- WHAT IS REQUIRED
Report each line of the records below that holds the word "Module".

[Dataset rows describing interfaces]
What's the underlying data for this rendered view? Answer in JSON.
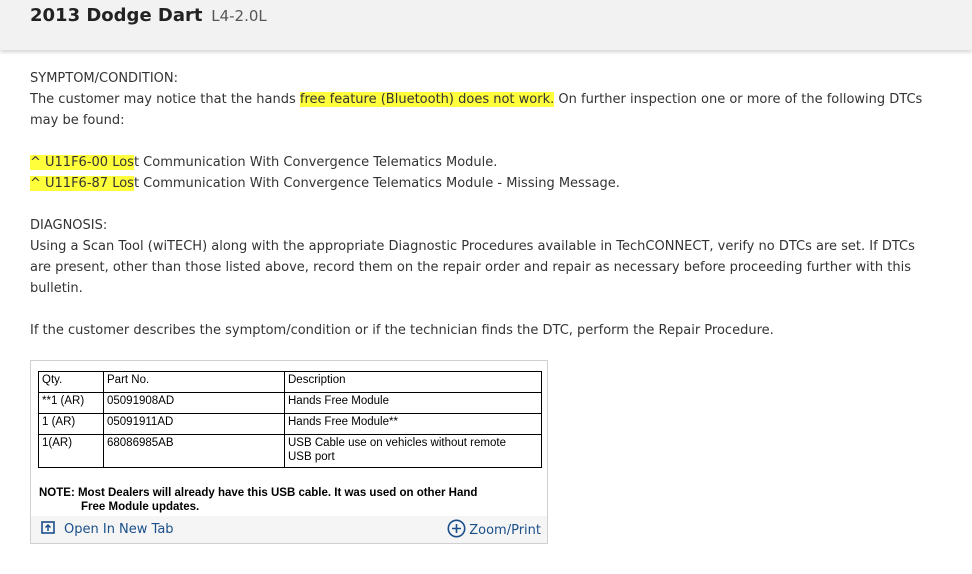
{
  "header": {
    "make_model": "2013 Dodge Dart",
    "engine": "L4-2.0L"
  },
  "content": {
    "symptom_heading": "SYMPTOM/CONDITION:",
    "symptom_pre": "The customer may notice that the hands ",
    "symptom_highlight": "free feature (Bluetooth) does not work.",
    "symptom_post": " On further inspection one or more of the following DTCs may be found:",
    "dtcs": [
      {
        "highlight": "^ U11F6-00 Los",
        "rest": "t Communication With Convergence Telematics Module."
      },
      {
        "highlight": "^ U11F6-87 Los",
        "rest": "t Communication With Convergence Telematics Module - Missing Message."
      }
    ],
    "diagnosis_heading": "DIAGNOSIS:",
    "diagnosis_text": "Using a Scan Tool (wiTECH) along with the appropriate Diagnostic Procedures available in TechCONNECT, verify no DTCs are set. If DTCs are present, other than those listed above, record them on the repair order and repair as necessary before proceeding further with this bulletin.",
    "repair_text": "If the customer describes the symptom/condition or if the technician finds the DTC, perform the Repair Procedure."
  },
  "parts_table": {
    "headers": [
      "Qty.",
      "Part No.",
      "Description"
    ],
    "rows": [
      [
        "**1 (AR)",
        "05091908AD",
        "Hands Free Module"
      ],
      [
        "1 (AR)",
        "05091911AD",
        "Hands Free Module**"
      ],
      [
        "1(AR)",
        "68086985AB",
        "USB Cable use on vehicles without remote USB port"
      ]
    ]
  },
  "note": {
    "line1": "NOTE: Most Dealers will already have this USB cable. It was used on other Hand",
    "line2": "Free Module updates."
  },
  "figure_toolbar": {
    "open_label": "Open In New Tab",
    "zoom_label": "Zoom/Print",
    "open_icon": "open-new-tab-icon",
    "zoom_icon": "zoom-plus-icon"
  },
  "colors": {
    "highlight": "#ffff3c",
    "link": "#1a4f8a",
    "header_bg": "#f2f2f2"
  }
}
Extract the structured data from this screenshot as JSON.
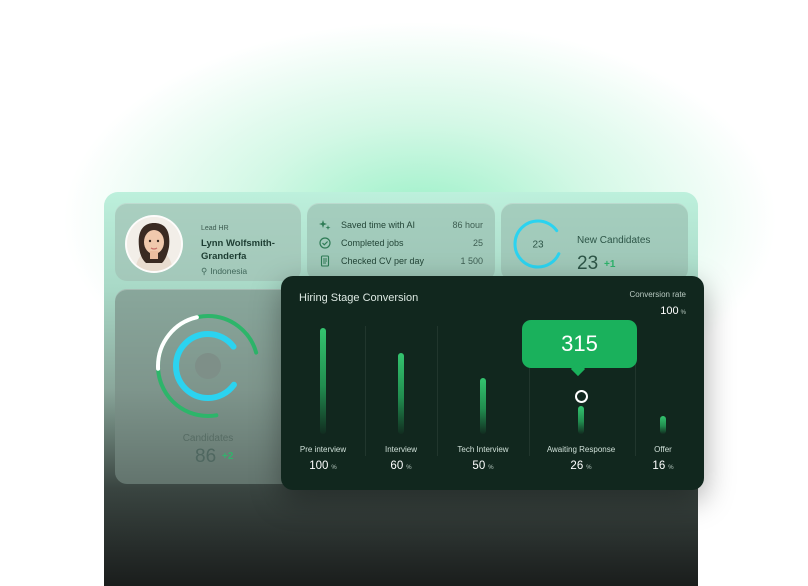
{
  "profile": {
    "role": "Lead HR",
    "name": "Lynn Wolfsmith-Granderfa",
    "location": "Indonesia"
  },
  "stats": [
    {
      "icon": "sparkle-icon",
      "label": "Saved time with AI",
      "value": "86 hour"
    },
    {
      "icon": "check-circle-icon",
      "label": "Completed jobs",
      "value": "25"
    },
    {
      "icon": "document-icon",
      "label": "Checked CV per day",
      "value": "1 500"
    }
  ],
  "new_candidates": {
    "title": "New Candidates",
    "ring_value": "23",
    "value": "23",
    "delta": "+1"
  },
  "candidates": {
    "title": "Candidates",
    "value": "86",
    "delta": "+2"
  },
  "hiring": {
    "title": "Hiring Stage Conversion",
    "conversion_label": "Conversion rate",
    "conversion_value": "100",
    "conversion_unit": "%",
    "tooltip": "315",
    "stages": [
      {
        "label": "Pre interview",
        "value": "100",
        "unit": "%",
        "bar_fraction": 1.0
      },
      {
        "label": "Interview",
        "value": "60",
        "unit": "%",
        "bar_fraction": 0.76
      },
      {
        "label": "Tech Interview",
        "value": "50",
        "unit": "%",
        "bar_fraction": 0.53
      },
      {
        "label": "Awaiting Response",
        "value": "26",
        "unit": "%",
        "bar_fraction": 0.26
      },
      {
        "label": "Offer",
        "value": "16",
        "unit": "%",
        "bar_fraction": 0.17
      }
    ]
  },
  "colors": {
    "accent_green": "#1ab15c",
    "panel_dark": "#11271e",
    "ring_cyan": "#2bd3f0"
  }
}
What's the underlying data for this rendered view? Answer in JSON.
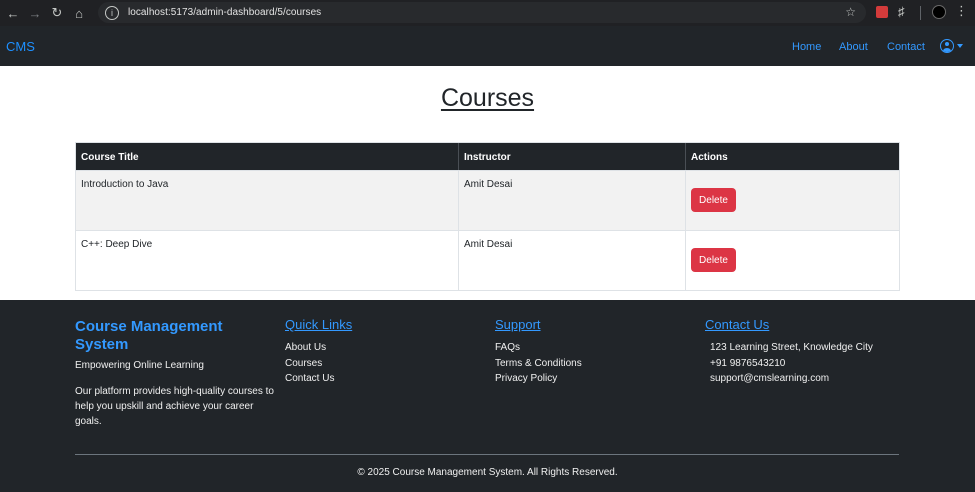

- EXERCISE RESULT
        "rest": "t Communication With Convergence Telematics Module."
        "rest": "t Communication With Convergence Telematics Module - Missing Message."
        "Hands Free Module"
        "Hands Free Module**"
    "line2": "Free Module updates."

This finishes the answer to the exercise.